by Sümeyye Kocaman for ISLAMiCommentary on JANUARY 7, 2015:

Sümeyye Kocaman
Sümeyye Kocaman

As we hear more and more about the Caliphate, the ummah, Islamic law and the Islamic State, I am surprised by many things: the so-called experts’ lack of information; how the facts are being politically manipulated; how people of faith are letting religion be used in this minefield; and worse, how people of faith believe that religion can be used to legitimize inhumane, political arguments.

When we hear religion as a political argument — e.g. how an ‘Islamic state’ is needed to provide freedom for Muslims who have been victimized for centuries — we must see this as merely a new wave of nationalism backed up by the power of religious discourse. Religious discourse has the highest potential to mobilize crowds. If the discourse is powerful enough some local groups or even the society at large can be mobilized into an emotional mob that cares little for reason. Their voices — pure political ideology.
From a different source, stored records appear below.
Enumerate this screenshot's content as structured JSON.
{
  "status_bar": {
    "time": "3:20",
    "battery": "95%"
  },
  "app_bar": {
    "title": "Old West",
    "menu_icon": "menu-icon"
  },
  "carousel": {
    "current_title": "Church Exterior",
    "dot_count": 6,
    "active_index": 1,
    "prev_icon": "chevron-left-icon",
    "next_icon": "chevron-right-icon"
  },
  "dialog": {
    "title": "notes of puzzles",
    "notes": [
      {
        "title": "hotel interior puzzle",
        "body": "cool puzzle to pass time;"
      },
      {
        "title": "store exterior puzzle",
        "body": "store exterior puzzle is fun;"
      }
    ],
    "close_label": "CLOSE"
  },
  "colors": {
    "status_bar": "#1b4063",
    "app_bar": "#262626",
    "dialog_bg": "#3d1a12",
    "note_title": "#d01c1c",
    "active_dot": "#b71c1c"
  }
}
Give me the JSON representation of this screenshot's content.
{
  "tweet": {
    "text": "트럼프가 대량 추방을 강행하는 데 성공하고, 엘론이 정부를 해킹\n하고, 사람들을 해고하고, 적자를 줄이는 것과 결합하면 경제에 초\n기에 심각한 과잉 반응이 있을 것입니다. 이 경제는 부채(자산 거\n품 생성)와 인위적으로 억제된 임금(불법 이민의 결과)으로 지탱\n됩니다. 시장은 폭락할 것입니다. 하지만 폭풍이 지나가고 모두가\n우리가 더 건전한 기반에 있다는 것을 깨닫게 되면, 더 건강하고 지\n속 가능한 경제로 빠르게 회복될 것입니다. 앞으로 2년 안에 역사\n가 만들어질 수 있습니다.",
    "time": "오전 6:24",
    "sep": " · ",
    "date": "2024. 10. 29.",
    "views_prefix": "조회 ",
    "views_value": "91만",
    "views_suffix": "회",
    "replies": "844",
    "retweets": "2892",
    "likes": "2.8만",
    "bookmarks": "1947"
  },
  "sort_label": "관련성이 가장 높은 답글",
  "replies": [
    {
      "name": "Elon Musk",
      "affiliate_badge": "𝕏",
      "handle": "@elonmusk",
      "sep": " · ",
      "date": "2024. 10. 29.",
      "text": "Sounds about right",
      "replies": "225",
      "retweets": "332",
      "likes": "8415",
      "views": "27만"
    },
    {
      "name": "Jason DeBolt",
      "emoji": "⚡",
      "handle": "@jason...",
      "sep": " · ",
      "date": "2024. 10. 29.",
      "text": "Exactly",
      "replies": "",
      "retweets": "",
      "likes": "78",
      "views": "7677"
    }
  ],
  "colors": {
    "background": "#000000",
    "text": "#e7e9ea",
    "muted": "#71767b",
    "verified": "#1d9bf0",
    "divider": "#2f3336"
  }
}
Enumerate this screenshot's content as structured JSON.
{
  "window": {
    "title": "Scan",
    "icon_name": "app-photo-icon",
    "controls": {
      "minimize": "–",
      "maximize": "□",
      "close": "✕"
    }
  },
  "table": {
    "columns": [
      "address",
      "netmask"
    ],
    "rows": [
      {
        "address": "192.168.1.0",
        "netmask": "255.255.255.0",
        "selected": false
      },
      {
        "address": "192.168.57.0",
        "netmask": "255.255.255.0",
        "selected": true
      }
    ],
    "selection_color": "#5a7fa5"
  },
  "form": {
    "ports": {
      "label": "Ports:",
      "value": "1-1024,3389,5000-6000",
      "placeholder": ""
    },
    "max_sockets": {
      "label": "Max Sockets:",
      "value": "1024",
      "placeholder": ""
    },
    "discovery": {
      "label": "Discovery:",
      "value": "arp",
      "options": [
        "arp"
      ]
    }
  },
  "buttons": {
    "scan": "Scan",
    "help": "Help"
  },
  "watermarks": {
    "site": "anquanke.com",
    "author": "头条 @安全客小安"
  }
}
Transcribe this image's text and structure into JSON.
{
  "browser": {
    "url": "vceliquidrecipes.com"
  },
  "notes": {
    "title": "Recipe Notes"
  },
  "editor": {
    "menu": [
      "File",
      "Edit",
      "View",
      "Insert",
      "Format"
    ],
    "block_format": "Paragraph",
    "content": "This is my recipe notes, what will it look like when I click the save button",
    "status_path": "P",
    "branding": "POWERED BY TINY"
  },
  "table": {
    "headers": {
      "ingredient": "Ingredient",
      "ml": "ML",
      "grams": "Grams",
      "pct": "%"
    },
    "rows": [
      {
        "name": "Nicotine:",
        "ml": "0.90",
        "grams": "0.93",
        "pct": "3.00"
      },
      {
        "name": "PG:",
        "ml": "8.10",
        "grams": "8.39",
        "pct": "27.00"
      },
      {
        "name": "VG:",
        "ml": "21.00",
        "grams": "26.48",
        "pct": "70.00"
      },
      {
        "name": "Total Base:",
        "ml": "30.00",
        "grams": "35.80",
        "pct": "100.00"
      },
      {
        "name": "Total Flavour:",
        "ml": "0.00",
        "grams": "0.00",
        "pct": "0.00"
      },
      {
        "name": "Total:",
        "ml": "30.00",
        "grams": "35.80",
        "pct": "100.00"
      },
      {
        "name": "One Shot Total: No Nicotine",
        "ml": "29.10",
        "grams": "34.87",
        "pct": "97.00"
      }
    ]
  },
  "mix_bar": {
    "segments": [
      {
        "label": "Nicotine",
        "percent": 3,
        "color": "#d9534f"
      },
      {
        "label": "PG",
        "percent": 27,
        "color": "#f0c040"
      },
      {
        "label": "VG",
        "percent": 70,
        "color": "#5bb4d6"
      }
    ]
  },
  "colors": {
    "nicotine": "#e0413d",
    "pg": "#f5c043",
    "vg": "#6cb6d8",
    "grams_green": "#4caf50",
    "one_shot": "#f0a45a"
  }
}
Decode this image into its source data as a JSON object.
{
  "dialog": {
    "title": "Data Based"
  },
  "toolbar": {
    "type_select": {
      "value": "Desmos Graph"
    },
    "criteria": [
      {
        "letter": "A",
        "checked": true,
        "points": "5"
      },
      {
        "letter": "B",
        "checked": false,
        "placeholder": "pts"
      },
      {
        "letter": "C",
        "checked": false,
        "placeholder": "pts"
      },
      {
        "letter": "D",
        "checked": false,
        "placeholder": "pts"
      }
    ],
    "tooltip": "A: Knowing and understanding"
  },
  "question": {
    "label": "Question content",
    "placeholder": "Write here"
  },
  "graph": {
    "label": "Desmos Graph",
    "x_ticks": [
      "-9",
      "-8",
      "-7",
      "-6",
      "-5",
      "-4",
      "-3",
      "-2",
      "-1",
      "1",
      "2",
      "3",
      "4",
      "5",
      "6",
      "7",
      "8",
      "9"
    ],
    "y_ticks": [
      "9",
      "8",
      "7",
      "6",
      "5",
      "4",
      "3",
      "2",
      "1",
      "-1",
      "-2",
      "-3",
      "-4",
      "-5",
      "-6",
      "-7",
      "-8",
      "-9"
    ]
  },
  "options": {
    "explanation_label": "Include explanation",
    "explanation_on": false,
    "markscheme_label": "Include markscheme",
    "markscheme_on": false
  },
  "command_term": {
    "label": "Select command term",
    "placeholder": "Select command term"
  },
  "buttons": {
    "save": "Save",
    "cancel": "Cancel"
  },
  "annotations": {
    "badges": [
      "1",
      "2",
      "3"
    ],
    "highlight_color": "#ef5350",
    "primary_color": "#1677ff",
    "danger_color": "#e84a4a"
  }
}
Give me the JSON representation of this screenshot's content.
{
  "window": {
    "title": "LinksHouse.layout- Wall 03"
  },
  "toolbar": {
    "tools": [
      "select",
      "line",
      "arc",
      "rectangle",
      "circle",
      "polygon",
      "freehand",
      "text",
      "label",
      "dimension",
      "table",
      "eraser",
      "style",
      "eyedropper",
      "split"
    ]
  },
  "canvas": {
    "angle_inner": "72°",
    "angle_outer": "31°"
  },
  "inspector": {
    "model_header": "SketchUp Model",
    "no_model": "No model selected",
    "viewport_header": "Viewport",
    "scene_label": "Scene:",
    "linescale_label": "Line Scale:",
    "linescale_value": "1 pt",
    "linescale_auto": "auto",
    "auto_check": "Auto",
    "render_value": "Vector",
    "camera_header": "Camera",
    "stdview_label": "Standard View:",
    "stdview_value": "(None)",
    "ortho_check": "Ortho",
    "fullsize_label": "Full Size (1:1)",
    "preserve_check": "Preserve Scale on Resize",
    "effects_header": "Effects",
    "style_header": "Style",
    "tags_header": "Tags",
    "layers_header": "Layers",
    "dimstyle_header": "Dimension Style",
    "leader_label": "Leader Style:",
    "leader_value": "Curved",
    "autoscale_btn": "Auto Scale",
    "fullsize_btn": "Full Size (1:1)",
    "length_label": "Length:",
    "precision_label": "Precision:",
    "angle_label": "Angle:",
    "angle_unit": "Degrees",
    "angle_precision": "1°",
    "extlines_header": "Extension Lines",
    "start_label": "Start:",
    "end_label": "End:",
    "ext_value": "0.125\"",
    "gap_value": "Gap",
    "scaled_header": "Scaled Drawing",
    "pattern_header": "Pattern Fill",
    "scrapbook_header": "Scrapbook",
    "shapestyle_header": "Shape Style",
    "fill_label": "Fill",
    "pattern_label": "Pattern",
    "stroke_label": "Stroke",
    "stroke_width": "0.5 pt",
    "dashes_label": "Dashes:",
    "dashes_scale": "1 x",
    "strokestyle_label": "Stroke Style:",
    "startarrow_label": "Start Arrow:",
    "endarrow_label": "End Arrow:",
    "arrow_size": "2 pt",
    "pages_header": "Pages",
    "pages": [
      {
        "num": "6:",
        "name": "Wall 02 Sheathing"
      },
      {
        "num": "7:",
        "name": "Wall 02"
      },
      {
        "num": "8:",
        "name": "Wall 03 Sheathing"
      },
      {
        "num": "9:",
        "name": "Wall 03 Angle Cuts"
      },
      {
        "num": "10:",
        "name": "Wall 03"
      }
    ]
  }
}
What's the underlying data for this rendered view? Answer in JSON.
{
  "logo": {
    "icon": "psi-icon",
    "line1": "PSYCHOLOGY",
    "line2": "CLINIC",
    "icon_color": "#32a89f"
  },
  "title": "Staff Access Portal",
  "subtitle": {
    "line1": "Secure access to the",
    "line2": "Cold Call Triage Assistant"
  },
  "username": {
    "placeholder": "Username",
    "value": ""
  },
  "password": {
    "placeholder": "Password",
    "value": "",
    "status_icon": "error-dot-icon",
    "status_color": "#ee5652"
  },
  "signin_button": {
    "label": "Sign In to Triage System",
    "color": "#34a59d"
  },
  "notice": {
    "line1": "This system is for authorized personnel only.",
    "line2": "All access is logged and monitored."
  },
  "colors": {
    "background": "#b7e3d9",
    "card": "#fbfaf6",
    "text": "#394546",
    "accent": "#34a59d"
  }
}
In the modern world religion and politics continue to be dangerously intertwined. We can regard this crisis of religion as a chance to reverse a vicious cycle. Continue reading

EDITED by MARA A. LEICHTMAN and DOROTHEA SCHULZ for CITY AND SOCIETY (Volume 24, Issue 1 by THE AMERICAN ANTHROPOLOGICAL ASSOCIATION), APRIL 6, 2012: 

(Abstract/First paragraph of Introduction)

Cosmopolitanism has become the new buzzword of the past two decades. Some of its meanings can be traced to the Cynics or the Stoics in Greek antiquity, others to the 18th century elaboration of the concept by Immanuel Kant. Some authors even posit a new cosmopolitanism linked to the contemporary processes of globalization, deregulation of markets, post-nationalism, migration, and feminism (e.g. Hannerz 2004). Continue reading